— AIM OF THE TASK —
In the material below, count the lines where the word "RateX" appears. Nothing but the number, please.

— INFORMATION —
▶
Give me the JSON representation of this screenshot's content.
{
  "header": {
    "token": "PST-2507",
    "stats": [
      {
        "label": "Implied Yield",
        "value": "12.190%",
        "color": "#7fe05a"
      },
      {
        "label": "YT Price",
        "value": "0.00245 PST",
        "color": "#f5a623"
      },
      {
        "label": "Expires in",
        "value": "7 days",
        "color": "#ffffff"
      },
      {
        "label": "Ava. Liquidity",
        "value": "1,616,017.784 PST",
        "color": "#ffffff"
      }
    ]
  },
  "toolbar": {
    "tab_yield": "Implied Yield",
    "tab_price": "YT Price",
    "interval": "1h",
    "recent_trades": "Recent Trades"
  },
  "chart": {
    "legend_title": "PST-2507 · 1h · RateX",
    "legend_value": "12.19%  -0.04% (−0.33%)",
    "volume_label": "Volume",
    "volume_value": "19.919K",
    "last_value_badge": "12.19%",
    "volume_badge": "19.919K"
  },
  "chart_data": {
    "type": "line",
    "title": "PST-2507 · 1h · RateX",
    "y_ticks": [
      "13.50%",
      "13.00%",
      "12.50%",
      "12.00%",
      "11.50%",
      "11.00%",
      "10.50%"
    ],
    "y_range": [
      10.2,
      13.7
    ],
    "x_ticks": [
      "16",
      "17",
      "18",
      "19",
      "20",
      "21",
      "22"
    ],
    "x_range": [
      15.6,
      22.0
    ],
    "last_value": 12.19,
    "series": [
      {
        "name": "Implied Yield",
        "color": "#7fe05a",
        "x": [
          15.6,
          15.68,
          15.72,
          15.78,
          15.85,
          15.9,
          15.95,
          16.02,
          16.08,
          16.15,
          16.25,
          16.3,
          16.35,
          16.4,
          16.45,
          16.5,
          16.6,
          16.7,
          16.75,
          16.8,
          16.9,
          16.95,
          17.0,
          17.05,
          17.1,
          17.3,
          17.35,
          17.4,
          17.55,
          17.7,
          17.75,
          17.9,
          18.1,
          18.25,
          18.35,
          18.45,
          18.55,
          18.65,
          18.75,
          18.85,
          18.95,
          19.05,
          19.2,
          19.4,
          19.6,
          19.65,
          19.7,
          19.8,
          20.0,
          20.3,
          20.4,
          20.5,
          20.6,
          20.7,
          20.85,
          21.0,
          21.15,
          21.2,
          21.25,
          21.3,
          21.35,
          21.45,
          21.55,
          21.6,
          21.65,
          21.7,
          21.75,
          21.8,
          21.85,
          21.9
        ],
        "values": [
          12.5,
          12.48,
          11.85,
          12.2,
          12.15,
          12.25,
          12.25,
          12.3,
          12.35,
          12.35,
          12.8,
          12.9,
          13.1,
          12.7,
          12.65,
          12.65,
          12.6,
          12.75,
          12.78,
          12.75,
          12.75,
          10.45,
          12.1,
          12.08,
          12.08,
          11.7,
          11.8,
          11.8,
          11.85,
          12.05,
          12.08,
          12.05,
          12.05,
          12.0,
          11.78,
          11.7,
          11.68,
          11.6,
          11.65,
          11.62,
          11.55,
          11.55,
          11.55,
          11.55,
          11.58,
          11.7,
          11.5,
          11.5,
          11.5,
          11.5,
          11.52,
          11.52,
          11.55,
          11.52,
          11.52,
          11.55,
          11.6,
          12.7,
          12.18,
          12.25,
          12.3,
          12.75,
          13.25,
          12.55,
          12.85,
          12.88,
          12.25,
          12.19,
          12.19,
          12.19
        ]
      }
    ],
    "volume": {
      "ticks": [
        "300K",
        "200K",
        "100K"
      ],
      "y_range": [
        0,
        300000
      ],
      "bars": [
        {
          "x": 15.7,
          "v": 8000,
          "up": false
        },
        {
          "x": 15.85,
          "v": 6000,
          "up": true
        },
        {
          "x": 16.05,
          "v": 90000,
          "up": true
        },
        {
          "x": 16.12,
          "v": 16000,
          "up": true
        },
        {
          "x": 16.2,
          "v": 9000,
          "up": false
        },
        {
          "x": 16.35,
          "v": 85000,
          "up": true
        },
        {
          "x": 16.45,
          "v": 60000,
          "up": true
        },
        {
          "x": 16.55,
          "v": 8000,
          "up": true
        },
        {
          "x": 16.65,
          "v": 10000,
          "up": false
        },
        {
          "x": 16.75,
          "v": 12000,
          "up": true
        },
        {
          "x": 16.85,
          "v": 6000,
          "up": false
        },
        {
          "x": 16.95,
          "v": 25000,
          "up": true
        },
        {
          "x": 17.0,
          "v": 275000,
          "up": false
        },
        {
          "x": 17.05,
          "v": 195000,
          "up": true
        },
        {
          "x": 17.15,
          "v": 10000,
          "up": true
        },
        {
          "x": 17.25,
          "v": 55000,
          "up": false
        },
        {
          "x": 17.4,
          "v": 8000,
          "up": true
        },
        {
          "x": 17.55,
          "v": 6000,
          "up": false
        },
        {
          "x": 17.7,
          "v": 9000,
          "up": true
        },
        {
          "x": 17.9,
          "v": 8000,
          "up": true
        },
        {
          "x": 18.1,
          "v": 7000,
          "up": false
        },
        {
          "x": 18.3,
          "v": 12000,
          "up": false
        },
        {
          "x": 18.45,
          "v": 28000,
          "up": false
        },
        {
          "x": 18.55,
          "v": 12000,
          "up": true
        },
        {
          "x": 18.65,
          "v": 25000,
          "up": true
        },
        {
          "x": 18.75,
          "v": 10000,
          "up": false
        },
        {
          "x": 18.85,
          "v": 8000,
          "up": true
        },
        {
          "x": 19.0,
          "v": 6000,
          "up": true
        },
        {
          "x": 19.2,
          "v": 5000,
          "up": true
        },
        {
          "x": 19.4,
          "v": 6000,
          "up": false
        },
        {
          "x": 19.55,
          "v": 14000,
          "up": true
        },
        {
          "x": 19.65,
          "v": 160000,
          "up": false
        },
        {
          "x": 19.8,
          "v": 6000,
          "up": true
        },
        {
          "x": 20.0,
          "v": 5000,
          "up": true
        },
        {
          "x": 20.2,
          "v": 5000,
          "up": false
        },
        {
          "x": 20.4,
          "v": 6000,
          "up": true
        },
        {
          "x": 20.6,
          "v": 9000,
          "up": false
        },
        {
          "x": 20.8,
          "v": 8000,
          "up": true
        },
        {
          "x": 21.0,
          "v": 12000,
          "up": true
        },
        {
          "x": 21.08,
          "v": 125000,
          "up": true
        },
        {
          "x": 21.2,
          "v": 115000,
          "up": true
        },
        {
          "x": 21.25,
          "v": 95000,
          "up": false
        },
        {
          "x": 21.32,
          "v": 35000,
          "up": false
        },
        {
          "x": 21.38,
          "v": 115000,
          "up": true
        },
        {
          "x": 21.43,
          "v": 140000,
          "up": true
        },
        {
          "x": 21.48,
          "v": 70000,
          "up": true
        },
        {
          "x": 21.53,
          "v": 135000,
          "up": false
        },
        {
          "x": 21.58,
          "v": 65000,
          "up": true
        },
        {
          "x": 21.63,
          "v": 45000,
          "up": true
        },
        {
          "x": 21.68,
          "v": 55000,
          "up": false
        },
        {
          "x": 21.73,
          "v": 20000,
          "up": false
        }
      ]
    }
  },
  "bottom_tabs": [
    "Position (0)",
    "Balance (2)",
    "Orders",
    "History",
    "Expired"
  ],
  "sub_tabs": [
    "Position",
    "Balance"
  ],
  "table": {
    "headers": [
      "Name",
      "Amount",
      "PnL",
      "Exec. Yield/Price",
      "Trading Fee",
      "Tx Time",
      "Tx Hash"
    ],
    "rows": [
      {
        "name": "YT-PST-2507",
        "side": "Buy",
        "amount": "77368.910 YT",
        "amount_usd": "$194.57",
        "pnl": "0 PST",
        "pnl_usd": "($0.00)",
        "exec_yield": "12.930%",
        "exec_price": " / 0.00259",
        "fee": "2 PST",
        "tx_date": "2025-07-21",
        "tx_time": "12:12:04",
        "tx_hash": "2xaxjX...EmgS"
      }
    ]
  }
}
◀
— ANSWER SPACE —
2